It is true that I sometimes use a beer can to cook chicken. The beer can in cooking a chicken is definitely flawed and in more than one way. Whenever I cook, I never use a cheap beer from America where the inks are cheaply printed. I use Japanese beer, Japan made and not imported or licensed to another beer company. So the ink is not an issue.
I pour out most of the beer and use water and herbs in my beer can. The idea of using beer makes little sense and it is more to have a convection effect but in the case where you cook at lower temperatures, I agree the can’s usefulness diminishes.
The idea behind beer’s liquid forces is that they become entirely responsible “natural convection.” But it is not the beer that gives much benefit. The water can add some convection, adding back some moisture to the air inside the cavity. I agree in general that the beer can technique at lower temperatures does not appear to be useful. However with a fine quality chicken, such as Poulet de Bresse, it has worked every-time to perfection. This is not to say that without the can it will not cook more evenly. In conclusion, the best way to cook chicken is at lower temperatures, for a longer period of time. You need to inject the chicken with saline solution to plump it up, and make sure to render the fat by blanching it.

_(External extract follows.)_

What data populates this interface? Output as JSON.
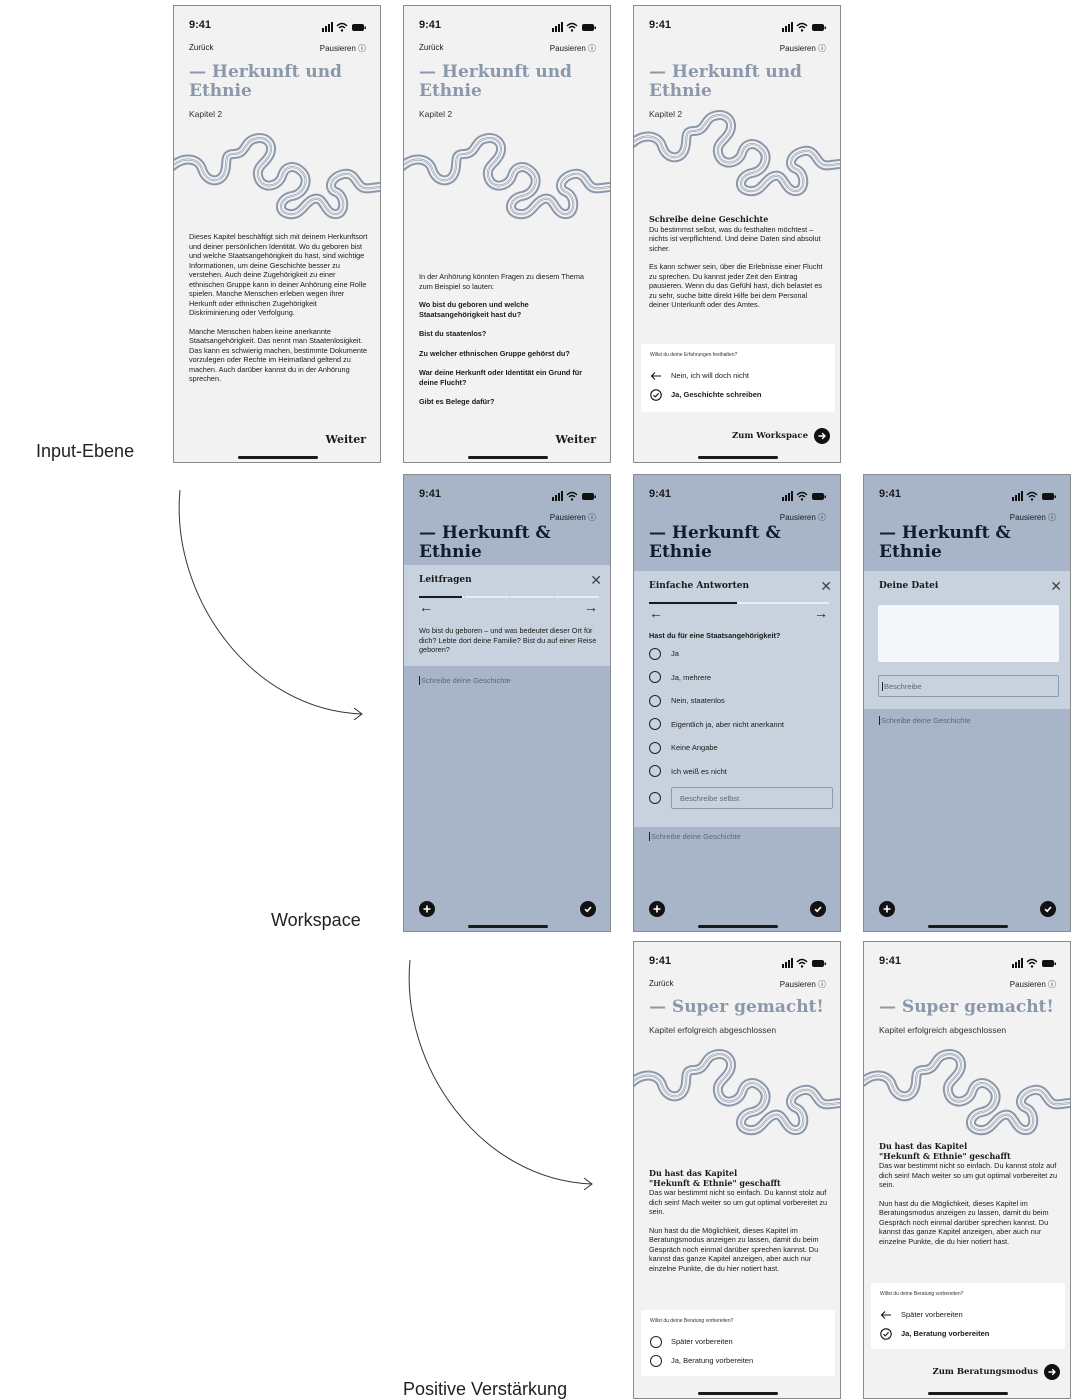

This article was passed to me by a friend and it gives good insight into debunking the beer can cooking method.